===== Records for the exercise =====

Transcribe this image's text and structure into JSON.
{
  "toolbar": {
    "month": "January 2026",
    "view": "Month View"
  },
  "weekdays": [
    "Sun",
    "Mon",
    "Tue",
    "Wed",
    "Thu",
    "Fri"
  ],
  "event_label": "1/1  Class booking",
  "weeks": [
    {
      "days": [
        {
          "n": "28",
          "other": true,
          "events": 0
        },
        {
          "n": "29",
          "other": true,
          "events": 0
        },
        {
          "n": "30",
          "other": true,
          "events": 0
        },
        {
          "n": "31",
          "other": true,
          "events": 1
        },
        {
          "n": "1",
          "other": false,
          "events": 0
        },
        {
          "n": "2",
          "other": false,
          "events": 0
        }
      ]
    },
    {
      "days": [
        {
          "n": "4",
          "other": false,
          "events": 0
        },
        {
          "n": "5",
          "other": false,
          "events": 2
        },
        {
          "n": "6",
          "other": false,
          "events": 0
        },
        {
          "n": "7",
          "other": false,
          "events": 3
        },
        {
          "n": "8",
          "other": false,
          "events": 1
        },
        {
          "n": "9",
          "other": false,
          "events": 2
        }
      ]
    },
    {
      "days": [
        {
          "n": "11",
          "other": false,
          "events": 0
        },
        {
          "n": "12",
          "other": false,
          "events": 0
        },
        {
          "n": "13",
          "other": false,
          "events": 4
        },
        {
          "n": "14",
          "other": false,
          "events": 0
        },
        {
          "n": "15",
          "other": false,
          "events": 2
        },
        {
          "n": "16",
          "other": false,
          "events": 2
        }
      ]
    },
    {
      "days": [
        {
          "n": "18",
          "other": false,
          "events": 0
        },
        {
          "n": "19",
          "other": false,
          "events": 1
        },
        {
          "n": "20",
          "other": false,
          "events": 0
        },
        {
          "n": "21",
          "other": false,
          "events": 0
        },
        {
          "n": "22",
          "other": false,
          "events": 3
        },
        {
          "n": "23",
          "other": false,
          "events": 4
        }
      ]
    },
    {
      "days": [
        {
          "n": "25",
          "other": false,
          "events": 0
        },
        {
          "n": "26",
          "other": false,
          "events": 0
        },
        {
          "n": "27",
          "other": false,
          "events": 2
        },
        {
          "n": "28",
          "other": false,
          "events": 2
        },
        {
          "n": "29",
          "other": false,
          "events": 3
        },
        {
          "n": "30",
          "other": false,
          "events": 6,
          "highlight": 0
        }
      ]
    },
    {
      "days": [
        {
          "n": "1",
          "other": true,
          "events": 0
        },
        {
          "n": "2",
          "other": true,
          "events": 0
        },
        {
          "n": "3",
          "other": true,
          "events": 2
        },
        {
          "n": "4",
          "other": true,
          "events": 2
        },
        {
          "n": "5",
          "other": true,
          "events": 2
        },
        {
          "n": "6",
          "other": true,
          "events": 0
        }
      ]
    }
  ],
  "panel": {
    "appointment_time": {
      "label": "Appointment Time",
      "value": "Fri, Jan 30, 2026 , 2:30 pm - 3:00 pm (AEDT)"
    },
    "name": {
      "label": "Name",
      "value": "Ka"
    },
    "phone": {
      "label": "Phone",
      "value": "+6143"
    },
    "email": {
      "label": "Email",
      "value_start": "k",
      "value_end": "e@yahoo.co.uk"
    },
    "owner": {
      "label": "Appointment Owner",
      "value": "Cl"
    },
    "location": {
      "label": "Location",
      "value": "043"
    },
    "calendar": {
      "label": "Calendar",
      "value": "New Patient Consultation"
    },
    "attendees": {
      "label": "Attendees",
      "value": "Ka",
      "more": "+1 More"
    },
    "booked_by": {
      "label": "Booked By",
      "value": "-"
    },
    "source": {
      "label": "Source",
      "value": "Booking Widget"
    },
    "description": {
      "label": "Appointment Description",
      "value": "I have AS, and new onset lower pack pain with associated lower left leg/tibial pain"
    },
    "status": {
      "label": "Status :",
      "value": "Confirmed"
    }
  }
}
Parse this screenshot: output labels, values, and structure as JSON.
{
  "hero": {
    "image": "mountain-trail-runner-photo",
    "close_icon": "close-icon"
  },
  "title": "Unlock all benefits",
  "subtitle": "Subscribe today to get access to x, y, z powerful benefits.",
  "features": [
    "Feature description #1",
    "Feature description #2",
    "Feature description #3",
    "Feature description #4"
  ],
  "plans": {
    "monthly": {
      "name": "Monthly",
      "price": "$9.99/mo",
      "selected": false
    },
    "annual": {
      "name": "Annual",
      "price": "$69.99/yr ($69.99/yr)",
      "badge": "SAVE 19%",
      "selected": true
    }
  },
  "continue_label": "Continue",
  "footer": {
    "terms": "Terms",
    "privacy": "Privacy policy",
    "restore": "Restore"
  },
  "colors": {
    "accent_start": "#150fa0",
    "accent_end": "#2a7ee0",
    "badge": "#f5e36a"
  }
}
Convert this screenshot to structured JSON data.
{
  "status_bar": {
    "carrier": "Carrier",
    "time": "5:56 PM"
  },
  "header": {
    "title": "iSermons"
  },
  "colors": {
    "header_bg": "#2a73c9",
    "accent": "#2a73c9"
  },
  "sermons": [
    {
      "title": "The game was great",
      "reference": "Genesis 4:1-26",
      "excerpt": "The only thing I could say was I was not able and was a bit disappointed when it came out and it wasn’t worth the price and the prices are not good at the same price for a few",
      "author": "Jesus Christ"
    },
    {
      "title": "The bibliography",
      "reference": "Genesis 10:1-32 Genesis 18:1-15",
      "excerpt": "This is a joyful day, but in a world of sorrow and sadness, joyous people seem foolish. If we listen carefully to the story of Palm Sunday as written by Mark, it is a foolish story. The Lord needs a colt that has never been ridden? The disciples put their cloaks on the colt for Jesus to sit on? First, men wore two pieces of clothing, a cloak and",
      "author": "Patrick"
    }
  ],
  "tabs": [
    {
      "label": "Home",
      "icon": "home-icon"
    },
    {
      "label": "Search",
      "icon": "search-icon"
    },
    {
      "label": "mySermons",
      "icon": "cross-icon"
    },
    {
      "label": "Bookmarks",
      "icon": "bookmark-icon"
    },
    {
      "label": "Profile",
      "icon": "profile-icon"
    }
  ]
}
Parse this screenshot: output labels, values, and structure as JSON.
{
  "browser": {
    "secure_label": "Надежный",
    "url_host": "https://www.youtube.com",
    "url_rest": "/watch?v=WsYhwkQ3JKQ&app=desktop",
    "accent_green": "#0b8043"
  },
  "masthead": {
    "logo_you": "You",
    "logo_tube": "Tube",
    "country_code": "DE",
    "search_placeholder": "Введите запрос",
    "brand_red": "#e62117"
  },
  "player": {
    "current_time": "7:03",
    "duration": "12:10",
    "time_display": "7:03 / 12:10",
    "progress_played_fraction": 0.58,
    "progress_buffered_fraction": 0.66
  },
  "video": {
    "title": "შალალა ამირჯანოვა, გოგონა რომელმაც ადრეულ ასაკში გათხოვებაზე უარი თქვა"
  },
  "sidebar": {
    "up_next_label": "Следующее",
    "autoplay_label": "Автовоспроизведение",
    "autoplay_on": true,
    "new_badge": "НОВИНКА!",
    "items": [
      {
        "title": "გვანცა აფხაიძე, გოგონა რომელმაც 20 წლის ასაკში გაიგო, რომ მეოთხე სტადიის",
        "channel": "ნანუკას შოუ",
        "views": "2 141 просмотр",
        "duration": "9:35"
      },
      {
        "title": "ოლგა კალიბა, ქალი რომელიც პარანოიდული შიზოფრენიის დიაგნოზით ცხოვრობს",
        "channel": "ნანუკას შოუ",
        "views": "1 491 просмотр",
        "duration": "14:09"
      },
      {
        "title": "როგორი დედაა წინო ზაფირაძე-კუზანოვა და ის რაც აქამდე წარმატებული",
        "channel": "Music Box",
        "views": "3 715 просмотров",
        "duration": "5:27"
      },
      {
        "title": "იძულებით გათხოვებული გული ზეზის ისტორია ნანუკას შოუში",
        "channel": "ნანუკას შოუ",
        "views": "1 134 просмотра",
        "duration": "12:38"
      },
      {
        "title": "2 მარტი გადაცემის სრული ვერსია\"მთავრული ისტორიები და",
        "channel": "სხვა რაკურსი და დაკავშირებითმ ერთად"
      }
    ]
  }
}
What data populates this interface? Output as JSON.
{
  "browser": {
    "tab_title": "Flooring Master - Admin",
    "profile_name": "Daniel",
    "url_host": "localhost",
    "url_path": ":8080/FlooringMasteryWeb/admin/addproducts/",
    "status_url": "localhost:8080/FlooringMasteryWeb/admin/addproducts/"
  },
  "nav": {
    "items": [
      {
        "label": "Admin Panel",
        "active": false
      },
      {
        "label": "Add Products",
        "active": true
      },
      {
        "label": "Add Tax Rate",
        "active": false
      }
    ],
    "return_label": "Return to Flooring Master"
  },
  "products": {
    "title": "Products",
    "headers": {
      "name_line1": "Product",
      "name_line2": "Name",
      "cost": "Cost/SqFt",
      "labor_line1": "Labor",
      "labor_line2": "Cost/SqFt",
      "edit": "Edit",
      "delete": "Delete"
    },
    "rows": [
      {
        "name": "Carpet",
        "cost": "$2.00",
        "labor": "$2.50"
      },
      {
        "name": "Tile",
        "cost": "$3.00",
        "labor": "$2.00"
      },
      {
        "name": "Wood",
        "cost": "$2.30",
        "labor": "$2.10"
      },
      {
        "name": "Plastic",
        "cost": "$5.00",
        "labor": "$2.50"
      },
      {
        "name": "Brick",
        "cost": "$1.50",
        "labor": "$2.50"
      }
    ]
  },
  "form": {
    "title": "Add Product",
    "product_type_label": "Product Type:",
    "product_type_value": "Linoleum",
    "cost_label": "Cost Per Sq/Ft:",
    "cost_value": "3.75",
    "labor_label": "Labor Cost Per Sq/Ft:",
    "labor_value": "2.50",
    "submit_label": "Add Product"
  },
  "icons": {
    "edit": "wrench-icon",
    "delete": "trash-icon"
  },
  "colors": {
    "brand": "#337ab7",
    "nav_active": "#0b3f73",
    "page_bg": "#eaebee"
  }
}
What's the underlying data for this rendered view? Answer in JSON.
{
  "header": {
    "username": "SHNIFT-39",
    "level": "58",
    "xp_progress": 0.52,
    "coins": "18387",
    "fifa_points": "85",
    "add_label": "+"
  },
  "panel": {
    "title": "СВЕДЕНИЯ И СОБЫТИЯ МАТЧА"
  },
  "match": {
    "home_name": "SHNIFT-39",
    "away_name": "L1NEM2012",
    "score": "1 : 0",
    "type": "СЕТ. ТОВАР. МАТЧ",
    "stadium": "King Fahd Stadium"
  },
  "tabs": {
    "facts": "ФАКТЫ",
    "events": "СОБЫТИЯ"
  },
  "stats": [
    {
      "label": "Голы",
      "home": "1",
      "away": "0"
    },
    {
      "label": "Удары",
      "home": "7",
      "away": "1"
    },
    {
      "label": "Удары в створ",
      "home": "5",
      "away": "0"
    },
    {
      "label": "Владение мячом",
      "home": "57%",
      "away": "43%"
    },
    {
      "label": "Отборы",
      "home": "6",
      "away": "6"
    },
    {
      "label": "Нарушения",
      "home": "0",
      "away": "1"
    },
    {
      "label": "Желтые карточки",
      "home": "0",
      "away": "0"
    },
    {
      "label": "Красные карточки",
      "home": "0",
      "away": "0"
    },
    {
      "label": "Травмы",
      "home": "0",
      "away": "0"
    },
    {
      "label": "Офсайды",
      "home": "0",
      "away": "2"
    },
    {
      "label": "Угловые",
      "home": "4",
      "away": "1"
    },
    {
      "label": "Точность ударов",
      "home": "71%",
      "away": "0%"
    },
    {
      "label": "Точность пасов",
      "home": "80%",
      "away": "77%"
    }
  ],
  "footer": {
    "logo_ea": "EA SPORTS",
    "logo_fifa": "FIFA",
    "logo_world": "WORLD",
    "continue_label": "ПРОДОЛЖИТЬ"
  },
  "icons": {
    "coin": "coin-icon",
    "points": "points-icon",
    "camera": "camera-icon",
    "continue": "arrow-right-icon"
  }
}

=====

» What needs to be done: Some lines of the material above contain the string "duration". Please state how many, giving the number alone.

» Completed task: 5